Chin-ups are a tough body weight exercise that targets your biceps and your upper back muscles, specifically your latissimus dorsi or lats for short. When you perform a chin-up, you have to pull your entire body weight up using just your arms, so this is not an exercise for beginner exercisers. There are, however, ways to make the chin-up more accessible even if you aren't that strong yet. If you stick to the routine, you will become a stronger mom. If you have mastered chinning, there are also ways to make chin-ups more challenging.

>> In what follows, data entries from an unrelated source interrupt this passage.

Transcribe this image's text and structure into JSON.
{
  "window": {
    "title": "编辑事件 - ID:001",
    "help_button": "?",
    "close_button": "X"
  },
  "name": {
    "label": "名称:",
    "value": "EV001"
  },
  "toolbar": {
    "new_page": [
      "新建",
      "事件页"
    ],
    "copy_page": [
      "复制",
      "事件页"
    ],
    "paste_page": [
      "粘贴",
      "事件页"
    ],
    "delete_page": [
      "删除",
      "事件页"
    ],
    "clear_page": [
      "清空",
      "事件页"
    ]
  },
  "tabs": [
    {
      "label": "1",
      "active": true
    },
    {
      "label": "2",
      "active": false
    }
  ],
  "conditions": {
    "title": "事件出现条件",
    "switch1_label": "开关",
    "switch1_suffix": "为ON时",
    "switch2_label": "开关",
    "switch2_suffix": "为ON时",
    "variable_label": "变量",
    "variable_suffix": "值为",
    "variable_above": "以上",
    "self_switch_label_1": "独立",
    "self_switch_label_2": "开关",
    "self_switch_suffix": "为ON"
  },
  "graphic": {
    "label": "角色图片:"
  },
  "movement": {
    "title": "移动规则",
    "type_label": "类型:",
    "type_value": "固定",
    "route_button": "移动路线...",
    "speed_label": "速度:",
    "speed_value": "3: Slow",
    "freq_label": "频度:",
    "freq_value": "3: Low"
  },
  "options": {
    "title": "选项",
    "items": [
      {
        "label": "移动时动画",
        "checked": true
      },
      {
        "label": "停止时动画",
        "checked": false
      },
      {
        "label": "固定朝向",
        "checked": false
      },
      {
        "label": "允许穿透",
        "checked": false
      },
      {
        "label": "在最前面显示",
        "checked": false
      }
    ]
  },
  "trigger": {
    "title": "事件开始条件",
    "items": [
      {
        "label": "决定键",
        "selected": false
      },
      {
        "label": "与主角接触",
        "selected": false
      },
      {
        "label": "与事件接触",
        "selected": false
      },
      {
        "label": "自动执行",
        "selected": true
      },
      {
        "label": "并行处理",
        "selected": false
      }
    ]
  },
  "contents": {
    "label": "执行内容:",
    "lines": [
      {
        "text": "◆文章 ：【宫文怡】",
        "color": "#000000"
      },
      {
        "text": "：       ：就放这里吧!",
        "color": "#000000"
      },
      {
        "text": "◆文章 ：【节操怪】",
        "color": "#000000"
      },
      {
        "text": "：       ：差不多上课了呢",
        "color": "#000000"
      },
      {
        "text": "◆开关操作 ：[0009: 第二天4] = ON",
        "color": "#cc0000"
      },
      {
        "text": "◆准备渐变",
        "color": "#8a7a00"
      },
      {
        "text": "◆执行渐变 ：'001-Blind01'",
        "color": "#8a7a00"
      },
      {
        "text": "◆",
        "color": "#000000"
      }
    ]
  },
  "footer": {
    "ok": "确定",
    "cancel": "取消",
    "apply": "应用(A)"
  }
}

Pull-ups are performed using a wider than shoulder-width overhanded grip, but chin-ups are performed with a shoulder-width underhanded grip. This places your biceps in a mechanically advantageous position, which should lead to improved chin-up over pull-up performance. Hang from a sturdy overhead bar so your arms are straight and use an underhanded grip. Lift your chest, arch your lower back slightly and pull yourself up until your chin is over the bar. Lower yourself back down and repeat.
As chin-ups are a body weight exercise, the amount of weight you have to overcome is somewhat fixed. If you are not yet strong enough to chin your body weight, you can use resistance bands to temporarily make yourself lighter. Loop a large resistance band over your overhead bar and then stand or kneel in the bottom of the loop. The band will help lift you up toward the bar. As you get stronger, use weaker resistance and then eventually wean yourself off the band altogether.
Machine Assisted Chin-ups
Assisted chinning machines use a counterweight to offset a percentage of your body weight. How much weight depends on where you slot the weight key into the stack. The greater the weight you select, the more your body weight will be counterbalanced and the easier your chinning workout will be. As you gain strength, gradually lower the amount of counterweight used until you are able to do your chin-ups unassisted. If you don't have access to one of these machines, ask a trainer or training partner to give you a spot by placing their hands under your knees and crossed ankles and lifting you up toward the bar. Remember, they should only be helping you and not doing all the work for you.
Once you are able to perform ten or more chin-ups on your own, you are ready to take on a bigger challenge -- weighted chinning. Temporarily increase your body weight by wearing a weighted vest or backpack or strapping a weight around your waist using a specially designed chinning belt. Start light, for example, five pounds, and gradually increase the weight as you get stronger.